→ How to complete this task
Look through the data below for the string "screenshot", and copy every line where it turns up.

→ Supplied records

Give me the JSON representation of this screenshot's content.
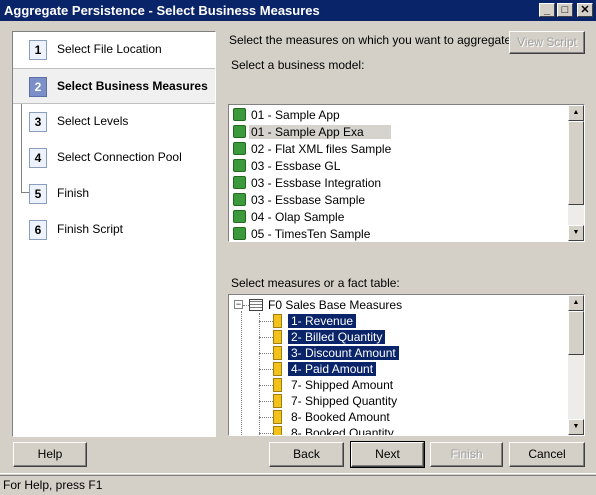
{
  "window": {
    "title": "Aggregate Persistence - Select Business Measures",
    "minimize_glyph": "_",
    "maximize_glyph": "□",
    "close_glyph": "✕"
  },
  "steps": [
    {
      "num": "1",
      "label": "Select File Location"
    },
    {
      "num": "2",
      "label": "Select Business Measures",
      "active": true
    },
    {
      "num": "3",
      "label": "Select Levels"
    },
    {
      "num": "4",
      "label": "Select Connection Pool"
    },
    {
      "num": "5",
      "label": "Finish"
    },
    {
      "num": "6",
      "label": "Finish Script"
    }
  ],
  "main": {
    "instruction": "Select the measures on which you want to aggregate.",
    "view_script_label": "View Script",
    "business_model_label": "Select a business model:",
    "measures_label": "Select measures or a fact table:"
  },
  "business_models": [
    {
      "label": "01 - Sample App",
      "icon": "business-model-icon"
    },
    {
      "label": "01 - Sample App Exa",
      "icon": "business-model-icon",
      "selected": true
    },
    {
      "label": "02 - Flat XML files Sample",
      "icon": "business-model-icon"
    },
    {
      "label": "03 - Essbase GL",
      "icon": "business-model-icon"
    },
    {
      "label": "03 - Essbase Integration",
      "icon": "business-model-icon"
    },
    {
      "label": "03 - Essbase Sample",
      "icon": "business-model-icon"
    },
    {
      "label": "04 - Olap Sample",
      "icon": "business-model-icon"
    },
    {
      "label": "05 - TimesTen Sample",
      "icon": "business-model-icon"
    }
  ],
  "fact_table": {
    "label": "F0 Sales Base Measures",
    "icon": "fact-table-icon",
    "measures": [
      {
        "label": "1- Revenue",
        "selected": true
      },
      {
        "label": "2- Billed Quantity",
        "selected": true
      },
      {
        "label": "3- Discount Amount",
        "selected": true
      },
      {
        "label": "4- Paid Amount",
        "selected": true
      },
      {
        "label": "7- Shipped Amount",
        "selected": false
      },
      {
        "label": "7- Shipped Quantity",
        "selected": false
      },
      {
        "label": "8- Booked Amount",
        "selected": false
      },
      {
        "label": "8- Booked Quantity",
        "selected": false
      }
    ]
  },
  "buttons": {
    "help": "Help",
    "back": "Back",
    "next": "Next",
    "finish": "Finish",
    "cancel": "Cancel"
  },
  "status_text": "For Help, press F1"
}
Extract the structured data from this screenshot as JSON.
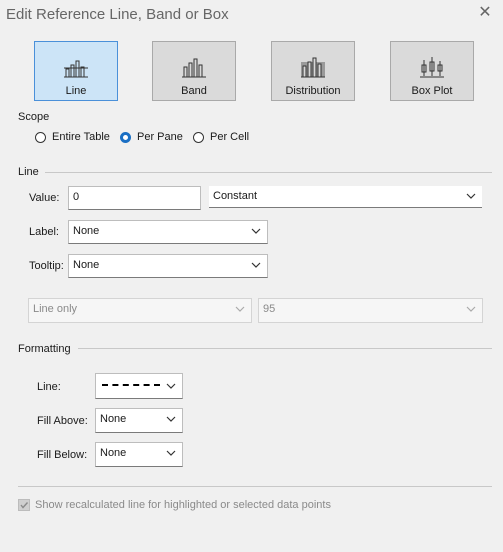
{
  "window": {
    "title": "Edit Reference Line, Band or Box",
    "close_glyph": "✕"
  },
  "types": [
    {
      "label": "Line",
      "icon": "line-icon",
      "selected": true
    },
    {
      "label": "Band",
      "icon": "band-icon",
      "selected": false
    },
    {
      "label": "Distribution",
      "icon": "distribution-icon",
      "selected": false
    },
    {
      "label": "Box Plot",
      "icon": "box-plot-icon",
      "selected": false
    }
  ],
  "scope": {
    "heading": "Scope",
    "options": [
      "Entire Table",
      "Per Pane",
      "Per Cell"
    ],
    "selected": "Per Pane"
  },
  "line_section": {
    "heading": "Line",
    "value_label": "Value:",
    "value": "0",
    "value_type": "Constant",
    "label_label": "Label:",
    "label_value": "None",
    "tooltip_label": "Tooltip:",
    "tooltip_value": "None",
    "ci_type": "Line only",
    "ci_level": "95"
  },
  "formatting": {
    "heading": "Formatting",
    "line_label": "Line:",
    "fill_above_label": "Fill Above:",
    "fill_above_value": "None",
    "fill_below_label": "Fill Below:",
    "fill_below_value": "None"
  },
  "recalc": {
    "label": "Show recalculated line for highlighted or selected data points",
    "checked": true,
    "enabled": false
  },
  "colors": {
    "accent": "#1a6fc4",
    "selected_bg": "#cce4f7",
    "selected_border": "#4a90d9"
  }
}
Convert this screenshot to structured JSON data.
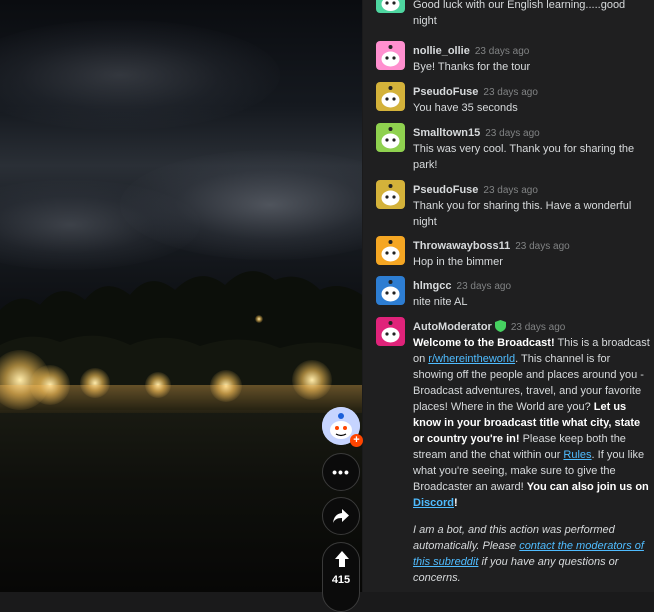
{
  "stream": {
    "upvote_count": "415"
  },
  "chat": {
    "partial_message": {
      "text": "Good luck with our English learning.....good night",
      "avatar_color": "#4ed6a0"
    },
    "messages": [
      {
        "user": "nollie_ollie",
        "time": "23 days ago",
        "text": "Bye! Thanks for the tour",
        "avatar_color": "#ff8fcf"
      },
      {
        "user": "PseudoFuse",
        "time": "23 days ago",
        "text": "You have 35 seconds",
        "avatar_color": "#d4b23a"
      },
      {
        "user": "Smalltown15",
        "time": "23 days ago",
        "text": "This was very cool. Thank you for sharing the park!",
        "avatar_color": "#8fd14f"
      },
      {
        "user": "PseudoFuse",
        "time": "23 days ago",
        "text": "Thank you for sharing this. Have a wonderful night",
        "avatar_color": "#d4b23a"
      },
      {
        "user": "Throwawayboss11",
        "time": "23 days ago",
        "text": "Hop in the bimmer",
        "avatar_color": "#f5a623"
      },
      {
        "user": "hlmgcc",
        "time": "23 days ago",
        "text": "nite nite AL",
        "avatar_color": "#2d7dd2"
      }
    ],
    "automod": {
      "user": "AutoModerator",
      "time": "23 days ago",
      "avatar_color": "#e0237a",
      "p1_welcome": "Welcome to the Broadcast!",
      "p1_a": " This is a broadcast on ",
      "p1_sub": "r/whereintheworld",
      "p1_b": ". This channel is for showing off the people and places around you - Broadcast adventures, travel, and your favorite places! Where in the World are you? ",
      "p1_bold": "Let us know in your broadcast title what city, state or country you're in!",
      "p1_c": " Please keep both the stream and the chat within our ",
      "p1_rules": "Rules",
      "p1_d": ". If you like what you're seeing, make sure to give the Broadcaster an award! ",
      "p1_join": "You can also join us on ",
      "p1_discord": "Discord",
      "p1_end": "!",
      "p2_a": "I am a bot, and this action was performed automatically. Please ",
      "p2_link": "contact the moderators of this subreddit",
      "p2_b": " if you have any questions or concerns."
    }
  }
}
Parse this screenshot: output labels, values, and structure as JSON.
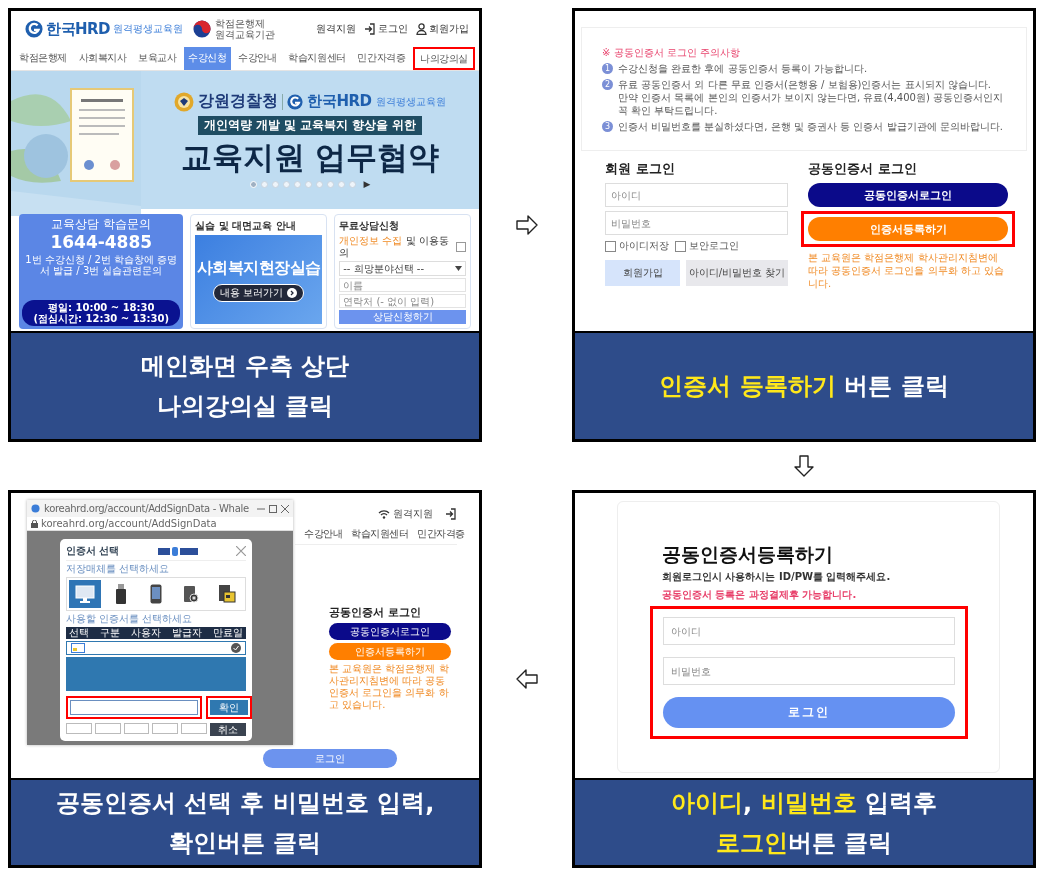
{
  "panels": [
    {
      "kind": "main_page",
      "header": {
        "logo": "한국HRD",
        "logo_sub": "원격평생교육원",
        "partner": "학점은행제 원격교육기관",
        "links": [
          {
            "kind": "remote",
            "label": "원격지원"
          },
          {
            "kind": "login",
            "label": "로그인"
          },
          {
            "kind": "join",
            "label": "회원가입"
          }
        ]
      },
      "nav": [
        {
          "label": "학점은행제",
          "selected": false,
          "highlighted": false
        },
        {
          "label": "사회복지사",
          "selected": false,
          "highlighted": false
        },
        {
          "label": "보육교사",
          "selected": false,
          "highlighted": false
        },
        {
          "label": "수강신청",
          "selected": true,
          "highlighted": false
        },
        {
          "label": "수강안내",
          "selected": false,
          "highlighted": false
        },
        {
          "label": "학습지원센터",
          "selected": false,
          "highlighted": false
        },
        {
          "label": "민간자격증",
          "selected": false,
          "highlighted": false
        },
        {
          "label": "나의강의실",
          "selected": false,
          "highlighted": true
        }
      ],
      "banner": {
        "org_left": "강원경찰청",
        "org_right": "한국HRD",
        "org_right_sub": "원격평생교육원",
        "subtitle": "개인역량 개발 및 교육복지 향상을 위한",
        "title": "교육지원 업무협약",
        "dots": [
          {
            "selected": true
          },
          {
            "selected": false
          },
          {
            "selected": false
          },
          {
            "selected": false
          },
          {
            "selected": false
          },
          {
            "selected": false
          },
          {
            "selected": false
          },
          {
            "selected": false
          },
          {
            "selected": false
          },
          {
            "selected": false
          }
        ],
        "next": "▶"
      },
      "contact": {
        "title": "교육상담 학습문의",
        "phone": "1644-4885",
        "menu": "1번 수강신청 / 2번 학습창에 증명서 발급 / 3번 실습관련문의",
        "hours": "평일: 10:00 ~ 18:30",
        "lunch": "(점심시간: 12:30 ~ 13:30)"
      },
      "practice": {
        "title": "실습 및 대면교육 안내",
        "banner": "사회복지현장실습",
        "link": "내용 보러가기"
      },
      "consult": {
        "title": "무료상담신청",
        "consent_highlight": "개인정보 수집",
        "consent": "및 이용동의",
        "consent_checked": false,
        "select": "-- 희망분야선택 --",
        "name_placeholder": "이름",
        "phone_placeholder": "연락처 (- 없이 입력)",
        "submit": "상담신청하기"
      },
      "caption": [
        [
          {
            "text": "메인화면 우측 상단",
            "highlight": false
          }
        ],
        [
          {
            "text": "나의강의실 클릭",
            "highlight": false
          }
        ]
      ]
    },
    {
      "kind": "cert_login",
      "notice": {
        "title": "※ 공동인증서 로그인 주의사항",
        "items": [
          {
            "number": "1",
            "lines": [
              "수강신청을 완료한 후에 공동인증서 등록이 가능합니다."
            ]
          },
          {
            "number": "2",
            "lines": [
              "유료 공동인증서 외 다른 무료 인증서(은행용 / 보험용)인증서는 표시되지 않습니다.",
              "만약 인증서 목록에 본인의 인증서가 보이지 않는다면, 유료(4,400원) 공동인증서인지 꼭 확인 부탁드립니다."
            ]
          },
          {
            "number": "3",
            "lines": [
              "인증서 비밀번호를 분실하셨다면, 은행 및 증권사 등 인증서 발급기관에 문의바랍니다."
            ]
          }
        ]
      },
      "member_login": {
        "title": "회원 로그인",
        "id_placeholder": "아이디",
        "pw_placeholder": "비밀번호",
        "options": [
          {
            "label": "아이디저장",
            "checked": false
          },
          {
            "label": "보안로그인",
            "checked": false
          }
        ],
        "buttons": [
          {
            "kind": "join",
            "label": "회원가입"
          },
          {
            "kind": "find",
            "label": "아이디/비밀번호 찾기"
          }
        ]
      },
      "cert_login": {
        "title": "공동인증서 로그인",
        "buttons": [
          {
            "kind": "login",
            "label": "공동인증서로그인",
            "highlighted": false
          },
          {
            "kind": "register",
            "label": "인증서등록하기",
            "highlighted": true
          }
        ],
        "note": "본 교육원은 학점은행제 학사관리지침변에 따라 공동인증서 로그인을 의무화 하고 있습니다."
      },
      "caption": [
        [
          {
            "text": "인증서 등록하기",
            "highlight": true
          },
          {
            "text": " 버튼 클릭",
            "highlight": false
          }
        ]
      ]
    },
    {
      "kind": "cert_select",
      "browser": {
        "title": "koreahrd.org/account/AddSignData - Whale",
        "address": "koreahrd.org/account/AddSignData"
      },
      "dialog": {
        "title": "인증서 선택",
        "media_label": "저장매체를 선택하세요",
        "media": [
          {
            "kind": "disk",
            "selected": true
          },
          {
            "kind": "usb",
            "selected": false
          },
          {
            "kind": "phone",
            "selected": false
          },
          {
            "kind": "token",
            "selected": false
          },
          {
            "kind": "card",
            "selected": false
          }
        ],
        "list_label": "사용할 인증서를 선택하세요",
        "columns": [
          "선택",
          "구분",
          "사용자",
          "발급자",
          "만료일"
        ],
        "password_highlighted": true,
        "confirm": {
          "label": "확인",
          "highlighted": true
        },
        "cancel": "취소"
      },
      "page": {
        "remote": "원격지원",
        "nav": [
          "수강안내",
          "학습지원센터",
          "민간자격증"
        ],
        "cert_title": "공동인증서 로그인",
        "cert_buttons": [
          {
            "kind": "login",
            "label": "공동인증서로그인"
          },
          {
            "kind": "register",
            "label": "인증서등록하기"
          }
        ],
        "note": "본 교육원은 학점은행제 학사관리지침변에 따라 공동인증서 로그인을 의무화 하고 있습니다.",
        "login": "로그인"
      },
      "caption": [
        [
          {
            "text": "공동인증서 선택 후 비밀번호 입력,",
            "highlight": false
          }
        ],
        [
          {
            "text": "확인버튼 클릭",
            "highlight": false
          }
        ]
      ]
    },
    {
      "kind": "cert_register",
      "title": "공동인증서등록하기",
      "instruction": "회원로그인시 사용하시는 ID/PW를 입력해주세요.",
      "warning": "공동인증서 등록은 과정결제후 가능합니다.",
      "form": {
        "highlighted": true,
        "id_placeholder": "아이디",
        "pw_placeholder": "비밀번호",
        "submit": "로그인"
      },
      "caption": [
        [
          {
            "text": "아이디",
            "highlight": true
          },
          {
            "text": ", ",
            "highlight": false
          },
          {
            "text": "비밀번호",
            "highlight": true
          },
          {
            "text": " 입력후",
            "highlight": false
          }
        ],
        [
          {
            "text": "로그인",
            "highlight": true
          },
          {
            "text": "버튼 클릭",
            "highlight": false
          }
        ]
      ]
    }
  ],
  "arrows": [
    {
      "kind": "right"
    },
    {
      "kind": "down"
    },
    {
      "kind": "left"
    }
  ]
}
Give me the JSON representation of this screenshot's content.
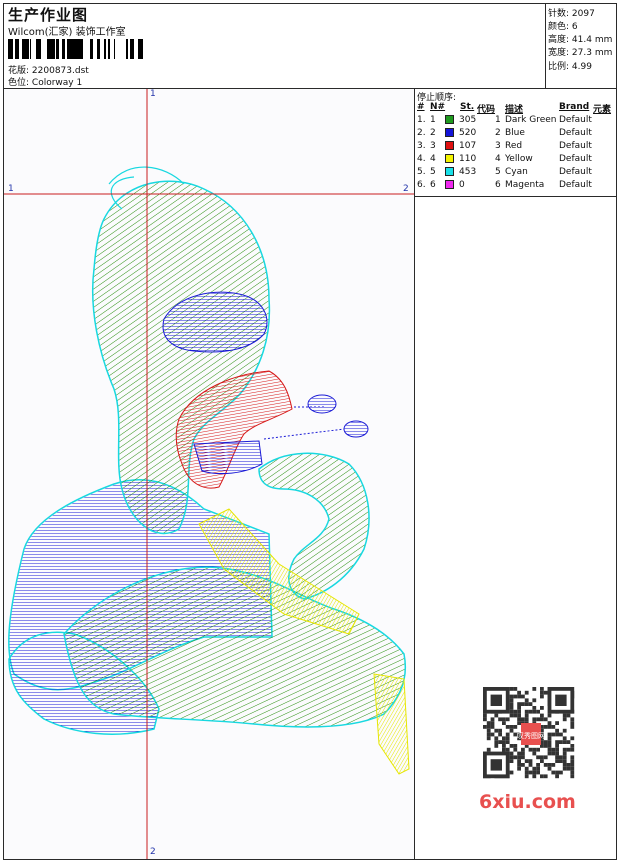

→ Solution
Give me the JSON representation of this screenshot's content.
Extract the structured data from this screenshot as JSON.
Convert this screenshot to structured JSON data.
Parse this screenshot: output labels, values, and structure as JSON.
Give me the JSON representation of this screenshot's content.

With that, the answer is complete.